The only thing I struggled with was the combat. I still can’t figure it out to this day. It’s so overly convoluted to such a degree that I don’t think I can ever learn how to really be the Breath of Fire: Dragon Quarter master.
Honorable Mention: Suikoden II
Suikoden II is the only non-PS2 game I distinctly remember grabbing off the shelves. At this point in time, the original, dingy store I called my home away from home had closed, so my mom and I started going to the local Family Video chain. Their selection was much more limited, so I found myself starting to lose out on my connection to my JRPG fascination. I went back and forth between PS1 and PS2 games regularly due to the lack of titles at this store, and I landed upon Suikoden II almost by accident. I thought nothing of the game, as it seemed like just another generic “eh whatever” anime game.
Dear god, I‘m glad I was utterly wrong.
I instantly fell in love with the game. This was the first JRPG I could play (and actually understand) that had a mature story that didn’t treat you like a kid. It was a tale of two brothers forced to confront each other on opposite sides of a war. It pulled no punches; friends died, troops were sent to their deaths, and no side felt like it was the morally “correct” one. This game was the first time I remembered being conflicted at a video game story. I kept wondering if what I was doing was the right thing, and if my brother knew what he was really a part of, and I loved every second of my philosophical dilemma.

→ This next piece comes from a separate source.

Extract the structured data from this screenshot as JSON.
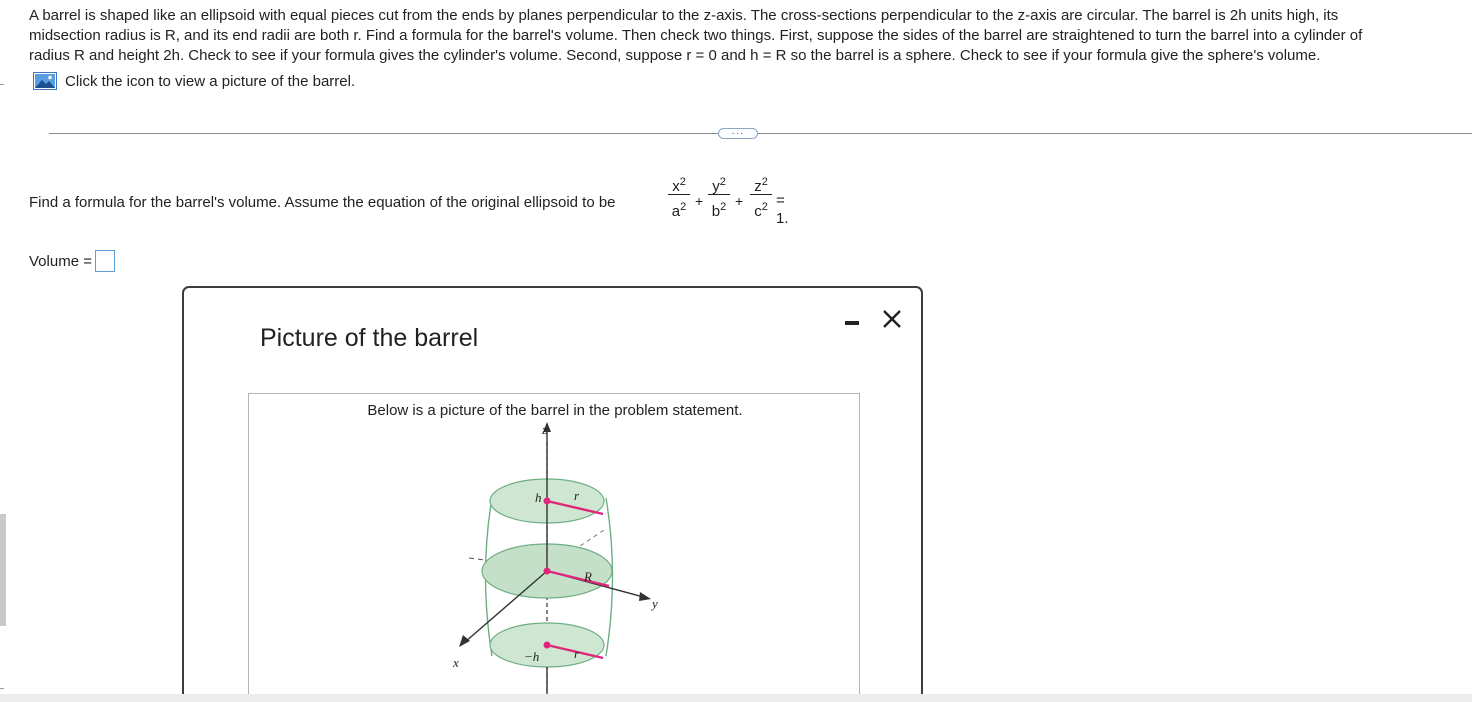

Exploring rows upon rows of games is a joy that many won’t ever get the chance to experience now. The game with the coolest boxart was always rented out, until that fated day you got lucky enough to pick up a Kingdom Hearts or a Metal Gear Solid. Getting to read an actual, physical game manual was a regular occurrence, and one I participated in many times on my daily 2 hour long bathroom breaks. Its a deeply nostalgic time for me, because it was something my mom and I got to spend time together doing, and I loved every moment of it.

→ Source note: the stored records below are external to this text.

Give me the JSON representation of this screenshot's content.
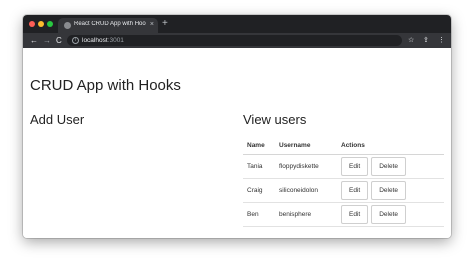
{
  "browser": {
    "tab_title": "React CRUD App with Hooks",
    "tab_close": "×",
    "new_tab": "+",
    "url_host": "localhost",
    "url_port": ":3001",
    "back": "←",
    "forward": "→",
    "reload": "C",
    "info": "i",
    "star": "☆",
    "extension": "⇪",
    "menu": "⋮"
  },
  "page": {
    "title": "CRUD App with Hooks",
    "add_user_heading": "Add User",
    "view_users_heading": "View users"
  },
  "table": {
    "headers": {
      "name": "Name",
      "username": "Username",
      "actions": "Actions"
    },
    "edit_label": "Edit",
    "delete_label": "Delete",
    "rows": [
      {
        "name": "Tania",
        "username": "floppydiskette"
      },
      {
        "name": "Craig",
        "username": "siliconeidolon"
      },
      {
        "name": "Ben",
        "username": "benisphere"
      }
    ]
  }
}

Still wouldn’t give up getting any game I want instantly though, the modern day is tight.